Data records for software interfaces:
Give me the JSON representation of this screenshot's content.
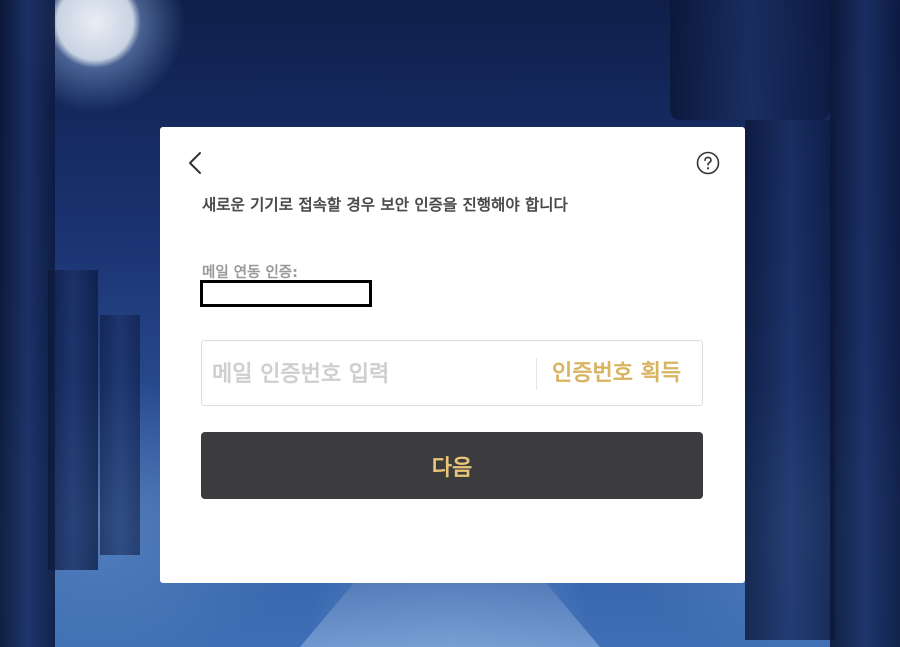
{
  "dialog": {
    "subtitle": "새로운 기기로 접속할 경우 보안 인증을 진행해야 합니다",
    "email_label": "메일 연동 인증:",
    "email_value": "",
    "code_placeholder": "메일 인증번호 입력",
    "code_value": "",
    "get_code_label": "인증번호 획득",
    "next_label": "다음",
    "back_icon": "chevron-left-icon",
    "help_icon": "question-circle-icon"
  },
  "colors": {
    "accent_gold": "#d9b35f",
    "button_dark": "#3c3c3e",
    "button_text": "#e8c679"
  }
}
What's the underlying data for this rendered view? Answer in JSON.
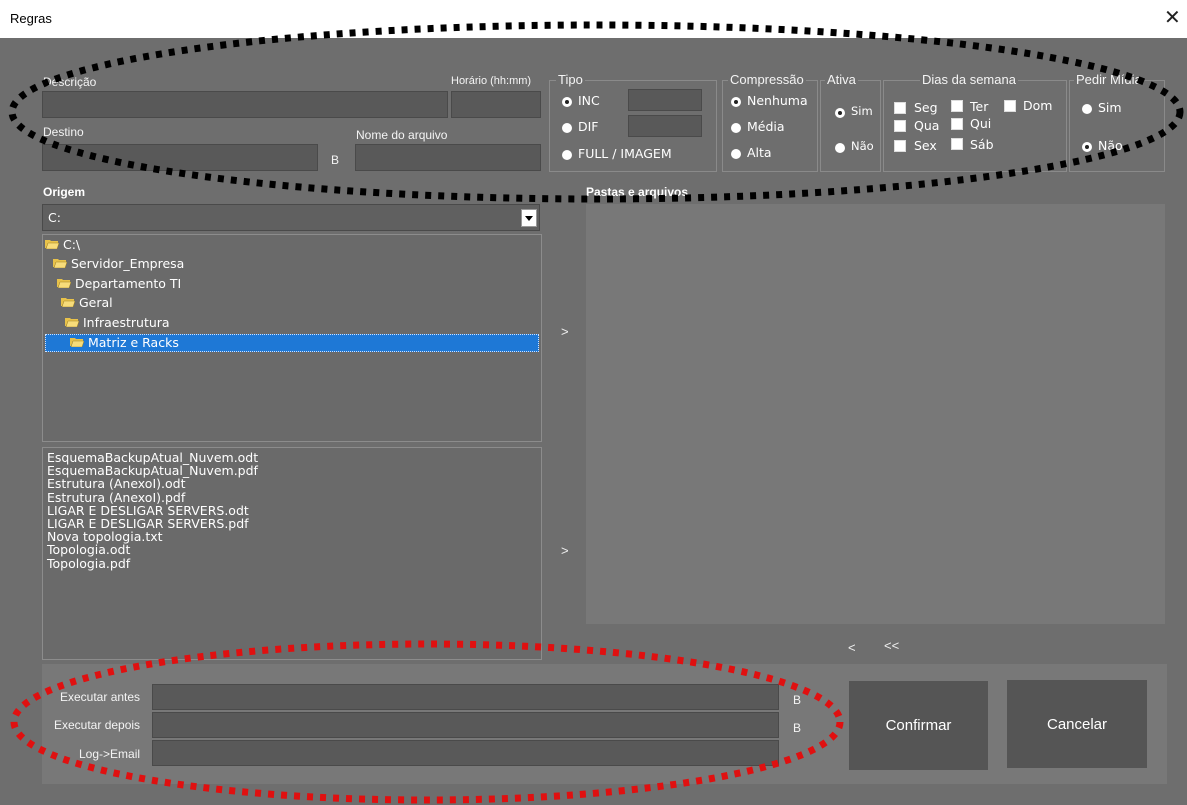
{
  "window": {
    "title": "Regras"
  },
  "header": {
    "descricao_label": "Descrição",
    "horario_label": "Horário (hh:mm)",
    "destino_label": "Destino",
    "destino_suffix": "B",
    "nome_arquivo_label": "Nome do arquivo",
    "tipo": {
      "label": "Tipo",
      "options": [
        "INC",
        "DIF",
        "FULL / IMAGEM"
      ],
      "selected": "INC"
    },
    "compressao": {
      "label": "Compressão",
      "options": [
        "Nenhuma",
        "Média",
        "Alta"
      ],
      "selected": "Nenhuma"
    },
    "ativa": {
      "label": "Ativa",
      "options": [
        "Sim",
        "Não"
      ],
      "selected": "Sim"
    },
    "dias": {
      "label": "Dias da semana",
      "days": [
        "Seg",
        "Ter",
        "Dom",
        "Qua",
        "Qui",
        "Sex",
        "Sáb"
      ]
    },
    "pedir_midia": {
      "label": "Pedir Mídia",
      "options": [
        "Sim",
        "Não"
      ],
      "selected": "Não"
    }
  },
  "origem": {
    "label": "Origem",
    "drive": "C:",
    "tree": [
      "C:\\",
      "Servidor_Empresa",
      "Departamento TI",
      "Geral",
      "Infraestrutura",
      "Matriz e Racks"
    ],
    "selected_folder": "Matriz e Racks",
    "files": [
      "EsquemaBackupAtual_Nuvem.odt",
      "EsquemaBackupAtual_Nuvem.pdf",
      "Estrutura (AnexoI).odt",
      "Estrutura (AnexoI).pdf",
      "LIGAR E DESLIGAR SERVERS.odt",
      "LIGAR E DESLIGAR SERVERS.pdf",
      "Nova topologia.txt",
      "Topologia.odt",
      "Topologia.pdf"
    ]
  },
  "pastas": {
    "label": "Pastas e arquivos"
  },
  "controls": {
    "add_folder": ">",
    "add_file": ">",
    "remove": "<",
    "remove_all": "<<"
  },
  "footer": {
    "executar_antes_label": "Executar antes",
    "executar_antes_suffix": "B",
    "executar_depois_label": "Executar depois",
    "executar_depois_suffix": "B",
    "log_email_label": "Log->Email",
    "confirm_label": "Confirmar",
    "cancel_label": "Cancelar"
  },
  "annotations": {
    "top_ellipse_color": "#000000",
    "bottom_ellipse_color": "#e01010"
  }
}
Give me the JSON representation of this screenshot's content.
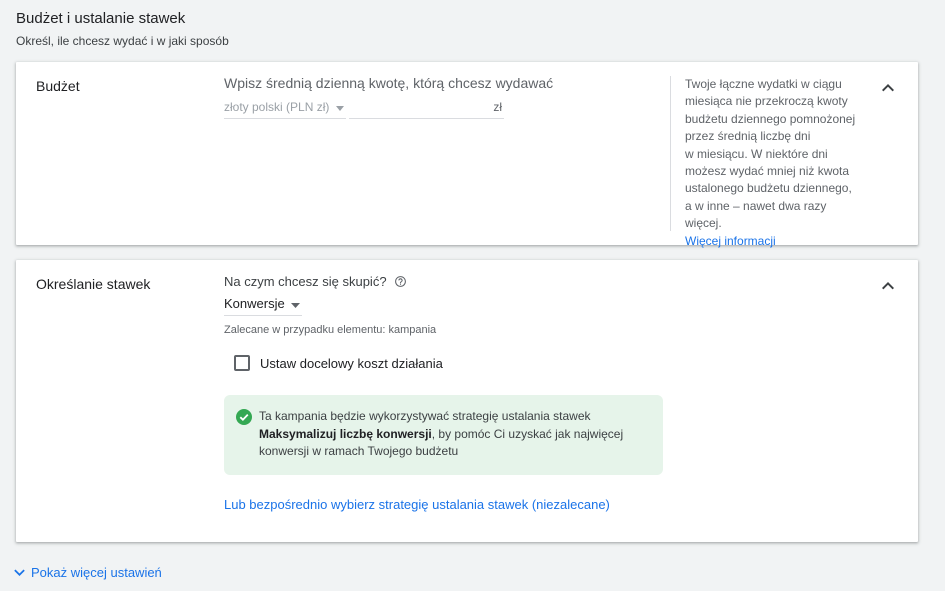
{
  "section": {
    "title": "Budżet i ustalanie stawek",
    "subtitle": "Określ, ile chcesz wydać i w jaki sposób"
  },
  "budget": {
    "title": "Budżet",
    "prompt": "Wpisz średnią dzienną kwotę, którą chcesz wydawać",
    "currency": "złoty polski (PLN zł)",
    "amount_value": "",
    "amount_unit": "zł",
    "help_lines": [
      "Twoje łączne wydatki w ciągu",
      "miesiąca nie przekroczą kwoty",
      "budżetu dziennego pomnożonej",
      "przez średnią liczbę dni",
      "w miesiącu. W niektóre dni",
      "możesz wydać mniej niż kwota",
      "ustalonego budżetu dziennego,",
      "a w inne – nawet dwa razy więcej."
    ],
    "help_link": "Więcej informacji"
  },
  "bidding": {
    "title": "Określanie stawek",
    "focus_question": "Na czym chcesz się skupić?",
    "focus_value": "Konwersje",
    "recommended": "Zalecane w przypadku elementu: kampania",
    "checkbox_label": "Ustaw docelowy koszt działania",
    "checkbox_checked": false,
    "info_text_1": "Ta kampania będzie wykorzystywać strategię ustalania stawek",
    "info_bold": "Maksymalizuj liczbę konwersji",
    "info_text_2": ", by pomóc Ci uzyskać jak najwięcej konwersji w ramach Twojego budżetu",
    "direct_link": "Lub bezpośrednio wybierz strategię ustalania stawek (niezalecane)"
  },
  "show_more": "Pokaż więcej ustawień",
  "colors": {
    "background": "#f1f3f4",
    "card": "#ffffff",
    "link": "#1a73e8",
    "success": "#34a853",
    "success_bg": "#e6f4ea"
  },
  "icons": {
    "collapse": "chevron-up-icon",
    "dropdown": "caret-down-icon",
    "help": "help-circle-icon",
    "success": "check-circle-icon",
    "expand": "chevron-down-icon"
  }
}
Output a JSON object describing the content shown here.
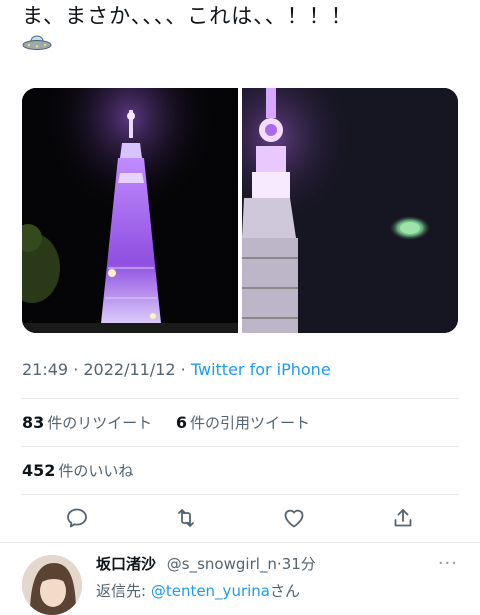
{
  "tweet": {
    "text": "ま、まさか、、、、これは、、！！！"
  },
  "meta": {
    "time": "21:49",
    "dot1": " · ",
    "date": "2022/11/12",
    "dot2": " · ",
    "source": "Twitter for iPhone"
  },
  "stats": {
    "retweets_count": "83",
    "retweets_label": "件のリツイート",
    "quotes_count": "6",
    "quotes_label": "件の引用ツイート",
    "likes_count": "452",
    "likes_label": "件のいいね"
  },
  "actions": [
    {
      "icon": "reply-icon"
    },
    {
      "icon": "retweet-icon"
    },
    {
      "icon": "like-icon"
    },
    {
      "icon": "share-icon"
    }
  ],
  "reply": {
    "name": "坂口渚沙",
    "handle": "@s_snowgirl_n",
    "dot": "·",
    "age": "31分",
    "reply_to_prefix": "返信先: ",
    "reply_to_handle": "@tenten_yurina",
    "reply_to_suffix": "さん",
    "more": "···"
  },
  "colors": {
    "accent": "#1d9bf0",
    "secondary_text": "#536471",
    "divider": "#e7e9ea",
    "tower_purple": "#9b4dff"
  }
}
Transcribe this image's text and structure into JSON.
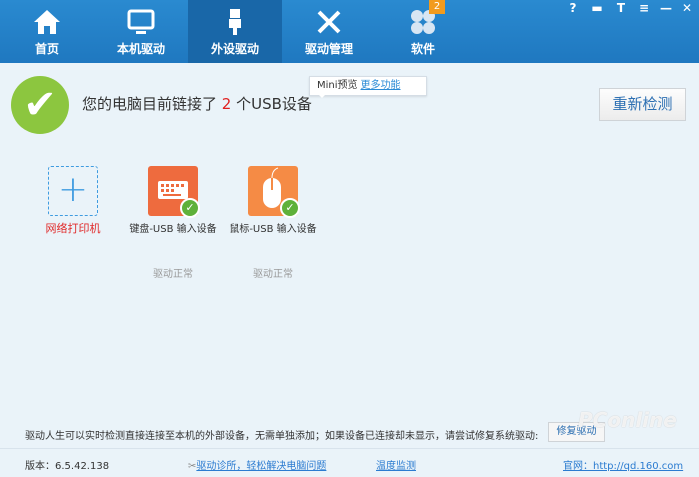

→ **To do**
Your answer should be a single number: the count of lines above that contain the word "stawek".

→ **Solution to this task**
4